» WORK ORDER: Please return each of the entries that follow, unchanged in every word.

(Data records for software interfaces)
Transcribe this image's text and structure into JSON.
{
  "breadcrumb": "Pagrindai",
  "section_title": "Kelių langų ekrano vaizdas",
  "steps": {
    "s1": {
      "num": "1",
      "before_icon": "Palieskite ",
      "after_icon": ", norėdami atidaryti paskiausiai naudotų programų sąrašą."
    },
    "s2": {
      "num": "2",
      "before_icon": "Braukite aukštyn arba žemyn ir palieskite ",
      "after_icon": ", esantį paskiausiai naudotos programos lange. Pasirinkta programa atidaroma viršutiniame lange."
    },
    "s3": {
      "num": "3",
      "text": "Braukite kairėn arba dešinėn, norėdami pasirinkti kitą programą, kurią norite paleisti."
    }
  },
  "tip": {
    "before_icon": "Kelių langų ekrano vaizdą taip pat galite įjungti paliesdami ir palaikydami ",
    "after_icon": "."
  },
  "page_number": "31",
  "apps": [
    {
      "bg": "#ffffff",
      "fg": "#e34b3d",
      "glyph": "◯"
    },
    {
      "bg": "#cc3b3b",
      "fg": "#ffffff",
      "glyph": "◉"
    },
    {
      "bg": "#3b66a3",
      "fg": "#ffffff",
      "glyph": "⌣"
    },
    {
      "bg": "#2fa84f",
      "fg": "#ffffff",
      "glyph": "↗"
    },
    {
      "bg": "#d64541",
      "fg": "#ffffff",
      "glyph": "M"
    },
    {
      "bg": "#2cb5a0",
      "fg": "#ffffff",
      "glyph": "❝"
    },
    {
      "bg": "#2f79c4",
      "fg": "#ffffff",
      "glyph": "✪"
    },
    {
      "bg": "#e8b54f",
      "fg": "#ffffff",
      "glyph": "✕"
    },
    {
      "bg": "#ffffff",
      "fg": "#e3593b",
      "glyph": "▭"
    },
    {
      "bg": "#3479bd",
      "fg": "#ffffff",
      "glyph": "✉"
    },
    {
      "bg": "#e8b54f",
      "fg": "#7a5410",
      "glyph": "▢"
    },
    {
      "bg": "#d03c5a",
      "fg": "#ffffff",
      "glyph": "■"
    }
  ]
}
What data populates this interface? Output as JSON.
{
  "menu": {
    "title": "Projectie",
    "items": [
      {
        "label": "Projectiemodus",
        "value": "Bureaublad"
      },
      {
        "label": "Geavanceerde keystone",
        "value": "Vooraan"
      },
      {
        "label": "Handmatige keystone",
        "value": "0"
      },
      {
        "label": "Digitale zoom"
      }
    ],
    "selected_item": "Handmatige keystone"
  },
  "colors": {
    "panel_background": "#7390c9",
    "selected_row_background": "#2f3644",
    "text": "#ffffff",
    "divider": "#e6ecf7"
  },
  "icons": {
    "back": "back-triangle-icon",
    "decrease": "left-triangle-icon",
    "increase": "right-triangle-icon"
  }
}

» RESPONSE TO THIS TASK:
Transcribe this image's text and structure into JSON.
{
  "breadcrumb": "Pagrindai",
  "section_title": "Kelių langų ekrano vaizdas",
  "steps": {
    "s1": {
      "num": "1",
      "before_icon": "Palieskite ",
      "after_icon": ", norėdami atidaryti paskiausiai naudotų programų sąrašą."
    },
    "s2": {
      "num": "2",
      "before_icon": "Braukite aukštyn arba žemyn ir palieskite ",
      "after_icon": ", esantį paskiausiai naudotos programos lange. Pasirinkta programa atidaroma viršutiniame lange."
    },
    "s3": {
      "num": "3",
      "text": "Braukite kairėn arba dešinėn, norėdami pasirinkti kitą programą, kurią norite paleisti."
    }
  },
  "tip": {
    "before_icon": "Kelių langų ekrano vaizdą taip pat galite įjungti paliesdami ir palaikydami ",
    "after_icon": "."
  },
  "page_number": "31",
  "apps": [
    {
      "bg": "#ffffff",
      "fg": "#e34b3d",
      "glyph": "◯"
    },
    {
      "bg": "#cc3b3b",
      "fg": "#ffffff",
      "glyph": "◉"
    },
    {
      "bg": "#3b66a3",
      "fg": "#ffffff",
      "glyph": "⌣"
    },
    {
      "bg": "#2fa84f",
      "fg": "#ffffff",
      "glyph": "↗"
    },
    {
      "bg": "#d64541",
      "fg": "#ffffff",
      "glyph": "M"
    },
    {
      "bg": "#2cb5a0",
      "fg": "#ffffff",
      "glyph": "❝"
    },
    {
      "bg": "#2f79c4",
      "fg": "#ffffff",
      "glyph": "✪"
    },
    {
      "bg": "#e8b54f",
      "fg": "#ffffff",
      "glyph": "✕"
    },
    {
      "bg": "#ffffff",
      "fg": "#e3593b",
      "glyph": "▭"
    },
    {
      "bg": "#3479bd",
      "fg": "#ffffff",
      "glyph": "✉"
    },
    {
      "bg": "#e8b54f",
      "fg": "#7a5410",
      "glyph": "▢"
    },
    {
      "bg": "#d03c5a",
      "fg": "#ffffff",
      "glyph": "■"
    }
  ]
}
What data populates this interface? Output as JSON.
{
  "menu": {
    "title": "Projectie",
    "items": [
      {
        "label": "Projectiemodus",
        "value": "Bureaublad"
      },
      {
        "label": "Geavanceerde keystone",
        "value": "Vooraan"
      },
      {
        "label": "Handmatige keystone",
        "value": "0"
      },
      {
        "label": "Digitale zoom"
      }
    ],
    "selected_item": "Handmatige keystone"
  },
  "colors": {
    "panel_background": "#7390c9",
    "selected_row_background": "#2f3644",
    "text": "#ffffff",
    "divider": "#e6ecf7"
  },
  "icons": {
    "back": "back-triangle-icon",
    "decrease": "left-triangle-icon",
    "increase": "right-triangle-icon"
  }
}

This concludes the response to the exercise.